    BY PABLEAUX JOHNSON

  • Two Texas Menus With a Gallic Twist

    BY BARBARA CHISHOLM

  • A Flurry of Fowl

    BY BETH VLASICH PAV

  • Food-o-File

    Cuisines editor Virginia B. Wood explains why Austin is home away from home for several French chefs and updates readers on local restaurant changes.

    BY VIRGINIA B. WOOD

  • Second Helpings: Free Happy-Hour Buffets

    Poor? Hungry? Have we got the restaurants for you!
  • Food Reviews

music

screens

the arts

columns

  • Page Two

    Limousines?!? At Springsteen?

    BY LOUIS BLACK

  • Postmarks

    Readers hash over the war on drugs in response to an AISD principal's being busted for marijuana possession.
  • Public Notice

    Public Notice is noticing that spring is in full swing with so many kid-friendly opportunities to make community spirit grow.

    BY KATE X MESSER

  • Mr. Smarty Pants

    Texhoma's pointless Dalmations; dancing about economics; and more fun facts.

    BY MR. SMARTY PANTS

  • After a Fashion

    Remembering Halston on the 10th anniversary of his death.

    BY STEPHEN MACMILLAN MOSER

  • Day Trips

    Explore the Texas Underground -- literally -- with the help of Blair Pittman's new travel guide, Texas Caves.

    BY GERALD E. MCLEOD

  • Coach's Corner

    The San Antonio Spurs, left for dead around mid-season, are still very much alive, and a good underdog bet for the upcoming NBA playoffs.

    BY ANDY "COACH" COTTON

  • About AIDS

    Some new delivery techniques are easing testosterone replacement therapy.

    BY SANDY BARTLETT

  • The Luv Doc: Something Vaguely Comprehensible

    Sometimes what you believe to be your strength is actually a weakness

    Postmarks

    Letters to the editor, published daily

books

  • Habits of Mind

    Texas has a wealth of universities and colleges that offer creative writing classes, but four of them -- the University of Texas at Austin, Southwest Texas State University, University of Texas at El Paso, and the University of Houston -- offer Masters of Fine Arts degrees in creative writing.

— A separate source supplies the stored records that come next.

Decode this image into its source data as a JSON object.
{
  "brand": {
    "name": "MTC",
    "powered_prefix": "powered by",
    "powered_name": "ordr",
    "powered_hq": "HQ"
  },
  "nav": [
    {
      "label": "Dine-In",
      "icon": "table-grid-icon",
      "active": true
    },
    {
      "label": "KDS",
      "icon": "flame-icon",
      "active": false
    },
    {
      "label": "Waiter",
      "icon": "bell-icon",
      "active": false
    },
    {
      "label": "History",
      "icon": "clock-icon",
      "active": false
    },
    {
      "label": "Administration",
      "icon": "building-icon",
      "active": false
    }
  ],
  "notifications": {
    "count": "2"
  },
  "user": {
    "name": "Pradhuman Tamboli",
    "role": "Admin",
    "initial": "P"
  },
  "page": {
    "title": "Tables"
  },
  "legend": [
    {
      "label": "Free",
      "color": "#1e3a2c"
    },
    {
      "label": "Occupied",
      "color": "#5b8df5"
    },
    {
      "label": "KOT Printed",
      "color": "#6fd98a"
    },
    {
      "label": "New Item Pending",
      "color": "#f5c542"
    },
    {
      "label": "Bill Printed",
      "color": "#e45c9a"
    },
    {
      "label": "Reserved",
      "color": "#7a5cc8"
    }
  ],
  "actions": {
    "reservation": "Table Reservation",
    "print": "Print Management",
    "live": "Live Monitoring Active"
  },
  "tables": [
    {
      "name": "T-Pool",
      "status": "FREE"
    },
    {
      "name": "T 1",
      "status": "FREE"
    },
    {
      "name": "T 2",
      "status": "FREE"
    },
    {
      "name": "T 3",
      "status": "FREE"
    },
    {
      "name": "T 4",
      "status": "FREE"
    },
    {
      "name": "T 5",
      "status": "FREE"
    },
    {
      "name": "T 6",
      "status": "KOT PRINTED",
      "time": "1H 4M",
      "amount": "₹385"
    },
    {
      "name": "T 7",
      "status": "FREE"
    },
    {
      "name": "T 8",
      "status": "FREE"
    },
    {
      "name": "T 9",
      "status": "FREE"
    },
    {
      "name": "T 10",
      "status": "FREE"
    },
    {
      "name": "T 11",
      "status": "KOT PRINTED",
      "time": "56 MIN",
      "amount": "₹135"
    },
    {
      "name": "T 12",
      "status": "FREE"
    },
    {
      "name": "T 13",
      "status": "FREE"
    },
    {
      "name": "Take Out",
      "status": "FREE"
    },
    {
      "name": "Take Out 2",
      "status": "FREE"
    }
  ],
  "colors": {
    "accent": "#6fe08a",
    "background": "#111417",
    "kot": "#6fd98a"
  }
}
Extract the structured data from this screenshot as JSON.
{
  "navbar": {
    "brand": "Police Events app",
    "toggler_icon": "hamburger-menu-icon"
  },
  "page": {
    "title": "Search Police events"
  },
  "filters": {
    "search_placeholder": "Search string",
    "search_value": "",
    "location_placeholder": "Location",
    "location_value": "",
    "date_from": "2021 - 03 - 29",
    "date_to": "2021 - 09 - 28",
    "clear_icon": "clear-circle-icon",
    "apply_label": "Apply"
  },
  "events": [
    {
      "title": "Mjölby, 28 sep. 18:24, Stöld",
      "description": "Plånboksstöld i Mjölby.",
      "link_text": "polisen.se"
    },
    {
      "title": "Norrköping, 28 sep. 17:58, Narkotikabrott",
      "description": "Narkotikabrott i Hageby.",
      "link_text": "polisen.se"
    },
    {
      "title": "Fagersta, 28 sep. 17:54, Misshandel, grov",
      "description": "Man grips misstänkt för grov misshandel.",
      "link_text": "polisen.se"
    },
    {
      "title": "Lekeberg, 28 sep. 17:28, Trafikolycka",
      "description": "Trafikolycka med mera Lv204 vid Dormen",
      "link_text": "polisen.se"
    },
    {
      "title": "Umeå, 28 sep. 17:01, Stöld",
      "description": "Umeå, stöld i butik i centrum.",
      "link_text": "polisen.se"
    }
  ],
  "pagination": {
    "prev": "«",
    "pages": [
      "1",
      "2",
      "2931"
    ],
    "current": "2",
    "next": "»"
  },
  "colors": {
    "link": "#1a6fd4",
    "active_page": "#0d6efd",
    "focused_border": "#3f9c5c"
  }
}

Here's all the information about each program you could hope to find.

    BY CLAY SMITH

  • Postscripts

    Texas -- not just the place, but the idea -- is always being celebrated in some way, it seems. But Texas writers are often behind the scenes, which is why last week's spate of events celebrating Texas writers has seemed so odd, and compelling.

    BY CLAY SMITH

  • Local Bestsellers

    Local bestsellers are based on recent sales at Austin bookstores selected to reflect varied reading interests.
  • Book Reviews